“Be on your toes,” she cautioned. Not that she says stuff we’re all thinking—like they stupidly say of Trump—she says things you aren’t expecting, as she then urged, “Take the law in your own hands!” And who could expect that Sandy would then side with the NRA?

Face the facts, she said. There will never be gun control in this country. There was reason for guns in the old, Wild West, she explained, when all you had was bag of flour and a tin of lard. And now, all women need to carry a Lady Derringer in their purse, find a spot in the room where you can see everything, and “if you see someone sweaty and carrying a backpack, blow him away and slide out the back!”

(Editor’s note: She wasn’t seriously urging any of the above, but in this day and age, for everyone’s protection and to block any needless misinterpretation of Miss Bernhard’s humor–as has so often been the case by idiots in the past–let there be no mistake.)

(And no, there was nothing bigoted in her observation, in reference to her girlfriend, that “WASPs blow like a water main [whereas] we Jews release a little [pent-up anger and frustration] each day!”)

(And no, too, slight on plumbers or electricians in Sandy’s rant about the trauma of applying for college for her daughter–who even though we’ve never seen her, we’ve kind of watched grow up, what with her mom’s brief mentions over the years during these shows—and finally blurting, in reference to plumbing and wiring, “Get a skill, little lady!”)

As ever, deserving celebrities were skewered, with Taylor Swift this year taking the well-earned cake.

“Miss Swift, don’t swift-boat me, girl!” Sandy admonished in her “Sandyland Squad” bit, wherein she rattled off Swift’s girl squadettes with appropriate cracks (“It’s back to school time, Karlie Kloss!” and, in hushed voice, “There’s Lorde in the corner, writing a song”). Cut to, “‘You’re So Vain’ was about Warren Beatty after all? You’re about 80 years too late for that one, Carly. We no longer care!”

Turning around to celebrity friends, she observed, “You’re not a ‘lady of the canyon’ anymore, Joni [Mitchell]’ in relating a bit about driving with Michele Lee to visit Liza Minnelli in her new pad in the mountains in L.A., only to find spiders, Liza’s three schnauzers penned in outside, and Liza nowhere to be found inside. Surmising that Liza had probably gone into town for a meeting with management, Sandy wondered, “What about the schnauzers?”—thereby becoming the only one I’ve ever seen get a belly laugh uttering the word schnauzer.

Musically, Sandy performed the best version of “Me and Mrs. Jones” I’ve ever heard after noting that Tom Jones had recently appeared on Sandyland, long after she hysterically gave him near-head on her 1992 HBO special Sandra After Dark. By then it was near New Year.

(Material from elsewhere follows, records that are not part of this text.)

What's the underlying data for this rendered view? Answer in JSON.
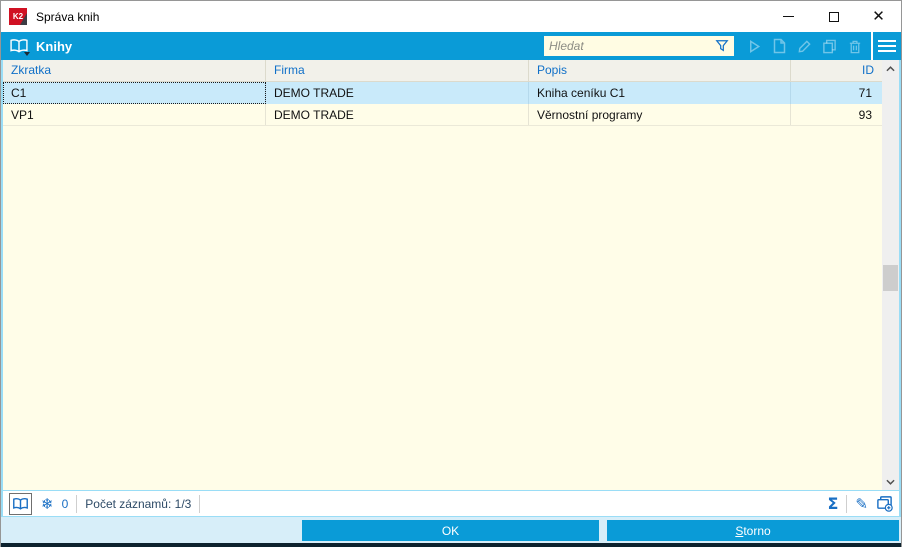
{
  "titlebar": {
    "title": "Správa knih",
    "logo_text": "K2"
  },
  "appbar": {
    "title": "Knihy",
    "search": {
      "placeholder": "Hledat"
    }
  },
  "table": {
    "columns": [
      "Zkratka",
      "Firma",
      "Popis",
      "ID"
    ],
    "rows": [
      {
        "zkratka": "C1",
        "firma": "DEMO TRADE",
        "popis": "Kniha ceníku C1",
        "id": "71",
        "selected": true
      },
      {
        "zkratka": "VP1",
        "firma": "DEMO TRADE",
        "popis": "Věrnostní programy",
        "id": "93",
        "selected": false
      }
    ]
  },
  "statusbar": {
    "frozen_count": "0",
    "record_count_label": "Počet záznamů: 1/3"
  },
  "footer": {
    "ok_label": "OK",
    "storno_label": "Storno"
  },
  "colors": {
    "accent_blue": "#0a9bd7",
    "selected_row": "#c9eafa",
    "table_background": "#fffde8",
    "footer_background": "#d7eef9",
    "header_text_blue": "#1070c8",
    "logo_red": "#d01123",
    "dark_strip": "#0d222e"
  }
}
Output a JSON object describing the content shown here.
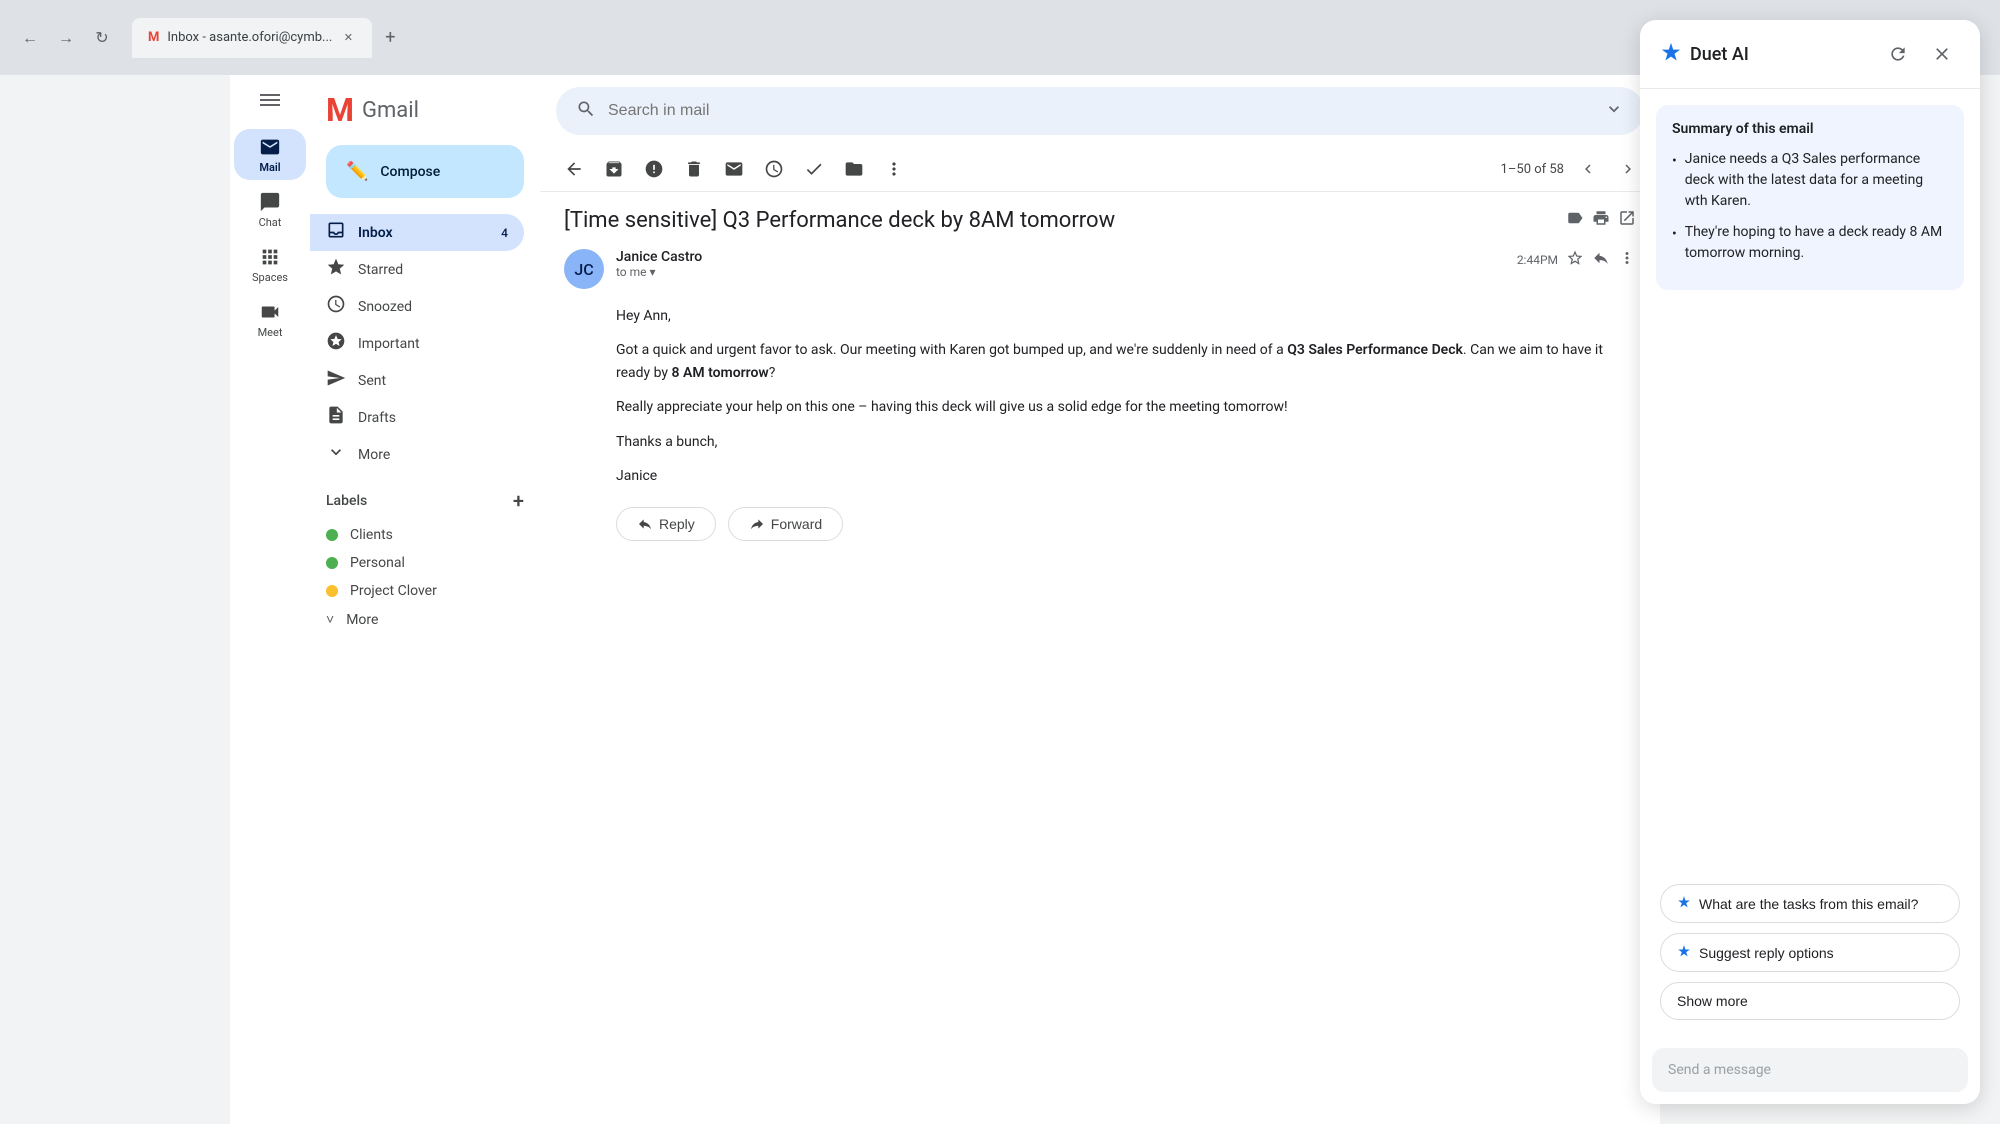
{
  "browser": {
    "tab_title": "Inbox - asante.ofori@cymb...",
    "tab_favicon": "M",
    "new_tab_label": "+",
    "nav_back": "←",
    "nav_forward": "→",
    "nav_refresh": "↻"
  },
  "gmail": {
    "logo_text": "Gmail",
    "logo_letter": "M"
  },
  "search": {
    "placeholder": "Search in mail"
  },
  "sidebar": {
    "items": [
      {
        "id": "mail",
        "label": "Mail",
        "icon": "✉",
        "active": true
      },
      {
        "id": "chat",
        "label": "Chat",
        "icon": "💬",
        "active": false
      },
      {
        "id": "spaces",
        "label": "Spaces",
        "icon": "⊞",
        "active": false
      },
      {
        "id": "meet",
        "label": "Meet",
        "icon": "📹",
        "active": false
      }
    ]
  },
  "nav": {
    "compose_label": "Compose",
    "items": [
      {
        "id": "inbox",
        "label": "Inbox",
        "icon": "📥",
        "count": "4",
        "active": true
      },
      {
        "id": "starred",
        "label": "Starred",
        "icon": "☆",
        "count": "",
        "active": false
      },
      {
        "id": "snoozed",
        "label": "Snoozed",
        "icon": "🕐",
        "count": "",
        "active": false
      },
      {
        "id": "important",
        "label": "Important",
        "icon": "▷",
        "count": "",
        "active": false
      },
      {
        "id": "sent",
        "label": "Sent",
        "icon": "➤",
        "count": "",
        "active": false
      },
      {
        "id": "drafts",
        "label": "Drafts",
        "icon": "📄",
        "count": "",
        "active": false
      },
      {
        "id": "more",
        "label": "More",
        "icon": "˅",
        "count": "",
        "active": false
      }
    ]
  },
  "labels": {
    "header": "Labels",
    "add_label": "+",
    "items": [
      {
        "id": "clients",
        "label": "Clients",
        "color": "#4caf50"
      },
      {
        "id": "personal",
        "label": "Personal",
        "color": "#4caf50"
      },
      {
        "id": "project-clover",
        "label": "Project Clover",
        "color": "#fbc02d"
      },
      {
        "id": "more-labels",
        "label": "More",
        "color": ""
      }
    ]
  },
  "toolbar": {
    "back_label": "←",
    "archive_icon": "archive",
    "spam_icon": "report",
    "delete_icon": "delete",
    "email_icon": "email",
    "snooze_icon": "alarm",
    "done_icon": "done",
    "folder_icon": "folder",
    "more_icon": "⋮",
    "pagination": "1–50 of 58"
  },
  "email": {
    "subject": "[Time sensitive] Q3 Performance deck by 8AM tomorrow",
    "sender_name": "Janice Castro",
    "sender_to": "to me",
    "time": "2:44PM",
    "avatar_initials": "JC",
    "body_greeting": "Hey Ann,",
    "body_p1": "Got a quick and urgent favor to ask. Our meeting with Karen got bumped up, and we're suddenly in need of a Q3 Sales Performance Deck. Can we aim to have it ready by 8 AM tomorrow?",
    "bold_1": "Q3 Sales Performance Deck",
    "bold_2": "8 AM tomorrow",
    "body_p2": "Really appreciate your help on this one – having this deck will give us a solid edge for the meeting tomorrow!",
    "body_closing": "Thanks a bunch,",
    "body_signature": "Janice",
    "reply_label": "Reply",
    "forward_label": "Forward"
  },
  "duet": {
    "title": "Duet AI",
    "refresh_icon": "↻",
    "close_icon": "✕",
    "summary_title": "Summary of this email",
    "bullets": [
      "Janice needs a Q3 Sales performance deck with the latest data for a meeting wth Karen.",
      "They're hoping to have a deck ready 8 AM tomorrow morning."
    ],
    "actions": [
      {
        "id": "tasks",
        "label": "What are the tasks from this email?"
      },
      {
        "id": "suggest-reply",
        "label": "Suggest reply options"
      }
    ],
    "show_more_label": "Show more",
    "message_placeholder": "Send a message"
  },
  "avatars": [
    {
      "id": "avatar1",
      "color": "#8ab4f8"
    },
    {
      "id": "avatar2",
      "color": "#e8a0bf"
    },
    {
      "id": "avatar3",
      "color": "#f6be00"
    }
  ]
}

“Fuck the countdown! Let’s have a meditation,” she said, and while it was very funny, she followed by expressing her sincere wish to make 2016 a better year–and her hope for greater thoughtfulness and patience. After her traditional mix of straight and punk rock versions of “Auld Lang Syne,” she declared, “It’s official: The holidays are over.”

But not the holiday sales.

“I slave for this shit!” Sandy said, after noting that she did’t have any corporate backing, and would come out to sign all merchandise after the show so long as the line kept moving.

“Just don’t tell me your life story!” she cautioned prospective cash-only buyers, having already instructed everyone that a cash machine was up the block at Walgreens, and that she didn’t care if anyone was mugged, beaten or bloodied on the way back from it.

(Editor’s note: She wasn’t serious here, either—at least about the getting bloodied part.)

She closed with a smart mashup of “Can You Feel the Love Tonight” and “Can You Feel It,” leaving listeners to head out into 2016 definitely unbloodied–and hopefully more thoughtful and patient.